In 2004, Payne visited an orphanage in Svirstroy, a village about 150 miles from St. Petersburg. He spent six weeks helping set up a job skills program through a now-defunct charity, but the program never quite got off the ground.

He turned the program into a summer camp because he said the orphans needed attention and adult role models. He returned in 2006 and 2007 to an orphanage in Kostroma.

This summer, Payne and Michalski say they will take the children who rarely leave the orphanage swimming and to a local market. Payne said he plans to bring his laptop with DVDs dubbed in Russian so the children can watch movies. Payne said he often just sits and listens to the children, who talk incessantly in Russian — even though he barely understands a word.

“I give them the attention they never get,” Payne said.

The Horror of Being a Child in Putin’s Russia

The Detroit Free Press reports:

The conditions were unlike anything Jody Payne had ever seen.

Russian children as young as 6 were living in orphanages — dark, institutional buildings — with inadequate food, hand-me-down clothing and little love or emotional support.

And most would fall into crime, prostitution or drugs when they left the orphanages at age 15 or 16, Payne would learn after stumbling onto a Web site in 2003 detailing the orphans’ plight.

“It was one of those things that when you read it, you need to do something,” said Payne, 38, of Brighton, a sixth-grade teacher at Novi Meadows Elementary School. Payne began visiting orphanages in the country in 2004 and created a summer camp for children.

He is planning his fourth trip this summer to continue the camp for about 40 children at two orphanages in Kostroma, located outside Moscow.

Payne is taking a fellow teacher, Tom Michalski, along.

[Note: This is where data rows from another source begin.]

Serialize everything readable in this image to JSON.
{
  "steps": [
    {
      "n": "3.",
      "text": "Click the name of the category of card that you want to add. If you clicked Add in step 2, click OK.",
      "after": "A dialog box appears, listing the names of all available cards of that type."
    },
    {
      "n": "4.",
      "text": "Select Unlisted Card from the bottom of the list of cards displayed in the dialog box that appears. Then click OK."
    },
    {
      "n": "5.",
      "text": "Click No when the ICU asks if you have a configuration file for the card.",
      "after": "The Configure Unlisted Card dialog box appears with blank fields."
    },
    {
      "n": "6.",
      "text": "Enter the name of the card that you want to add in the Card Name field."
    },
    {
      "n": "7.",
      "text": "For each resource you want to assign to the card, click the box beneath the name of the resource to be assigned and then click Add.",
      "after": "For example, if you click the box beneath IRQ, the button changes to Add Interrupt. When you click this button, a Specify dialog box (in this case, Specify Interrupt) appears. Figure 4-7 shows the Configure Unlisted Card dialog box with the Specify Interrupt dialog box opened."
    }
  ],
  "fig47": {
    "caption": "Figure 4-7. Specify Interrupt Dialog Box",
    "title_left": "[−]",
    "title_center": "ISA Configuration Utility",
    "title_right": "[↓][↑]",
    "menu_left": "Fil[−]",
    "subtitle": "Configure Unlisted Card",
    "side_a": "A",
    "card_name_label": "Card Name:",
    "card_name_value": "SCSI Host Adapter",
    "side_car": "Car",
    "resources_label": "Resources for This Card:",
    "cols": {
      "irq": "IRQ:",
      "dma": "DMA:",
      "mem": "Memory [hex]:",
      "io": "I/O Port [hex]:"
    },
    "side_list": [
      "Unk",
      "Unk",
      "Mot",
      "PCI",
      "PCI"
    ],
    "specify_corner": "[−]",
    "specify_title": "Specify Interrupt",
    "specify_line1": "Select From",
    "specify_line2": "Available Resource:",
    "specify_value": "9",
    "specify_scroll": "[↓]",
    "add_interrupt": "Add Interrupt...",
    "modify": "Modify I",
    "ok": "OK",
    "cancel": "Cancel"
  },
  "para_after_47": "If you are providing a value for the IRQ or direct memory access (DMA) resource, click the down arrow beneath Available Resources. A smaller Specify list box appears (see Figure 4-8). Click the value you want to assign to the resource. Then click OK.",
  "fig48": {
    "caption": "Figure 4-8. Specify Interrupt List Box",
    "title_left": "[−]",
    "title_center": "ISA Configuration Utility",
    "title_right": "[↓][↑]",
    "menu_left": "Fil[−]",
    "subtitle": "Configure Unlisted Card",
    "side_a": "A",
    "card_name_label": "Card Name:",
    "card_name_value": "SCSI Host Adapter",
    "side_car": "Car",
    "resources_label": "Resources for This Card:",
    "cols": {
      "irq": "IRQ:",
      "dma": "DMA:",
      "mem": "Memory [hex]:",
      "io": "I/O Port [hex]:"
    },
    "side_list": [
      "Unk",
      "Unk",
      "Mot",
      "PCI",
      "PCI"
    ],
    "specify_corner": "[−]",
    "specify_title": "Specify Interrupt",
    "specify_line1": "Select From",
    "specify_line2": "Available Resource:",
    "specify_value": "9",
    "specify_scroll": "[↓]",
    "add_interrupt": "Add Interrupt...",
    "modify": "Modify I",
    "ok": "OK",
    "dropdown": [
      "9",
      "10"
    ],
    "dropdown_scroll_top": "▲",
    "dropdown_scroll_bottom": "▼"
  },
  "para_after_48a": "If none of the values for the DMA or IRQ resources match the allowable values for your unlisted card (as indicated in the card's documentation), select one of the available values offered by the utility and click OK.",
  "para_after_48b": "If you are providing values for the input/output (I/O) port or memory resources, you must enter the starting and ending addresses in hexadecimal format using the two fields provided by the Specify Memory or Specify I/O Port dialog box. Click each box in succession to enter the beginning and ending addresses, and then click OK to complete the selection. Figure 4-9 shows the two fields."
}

They are trying to raise $14,000 to help pay travel costs and purchase bicycles, clothing and other items for the children. They’ve raised about half through private donations.

“Their lives have been a lot of false promises,” Payne said of the children. “And they are so desperate for love and attention.”

Novi Meadows students are donating cans and bottles — Michalski calls himself “dime-at-a-time Tom” — and there’s a bowl-a-thon scheduled June 1.

According to statistics from the Russian Ministry of Education, there are about 700,000 orphans in Russia. About 90% were taken away from abusive, alcoholic or drug-addicted parents, according to Payne’s Web site. Payne said most receive the equivalent of an eighth-grade education.

“I really believe we can make a difference,” said Payne, who added that he helped one former orphan pursue a nursing career and helped another get a heater for an apartment.

Michalski, 29, of Walled Lake said he decided to make the trip after hearing Payne talk about his experiences.

“I really started to care about these kids,” Michalski, said. “I wanted to help.”

In 2004, Payne visited an orphanage in Svirstroy, a village about 150 miles from St. Petersburg. He spent six weeks helping set up a job skills program through a now-defunct charity, but the program never quite got off the ground.

He turned the program into a summer camp because he said the orphans needed attention and adult role models. He returned in 2006 and 2007 to an orphanage in Kostroma.

This summer, Payne and Michalski say they will take the children who rarely leave the orphanage swimming and to a local market. Payne said he plans to bring his laptop with DVDs dubbed in Russian so the children can watch movies. Payne said he often just sits and listens to the children, who talk incessantly in Russian — even though he barely understands a word.

“I give them the attention they never get,” Payne said.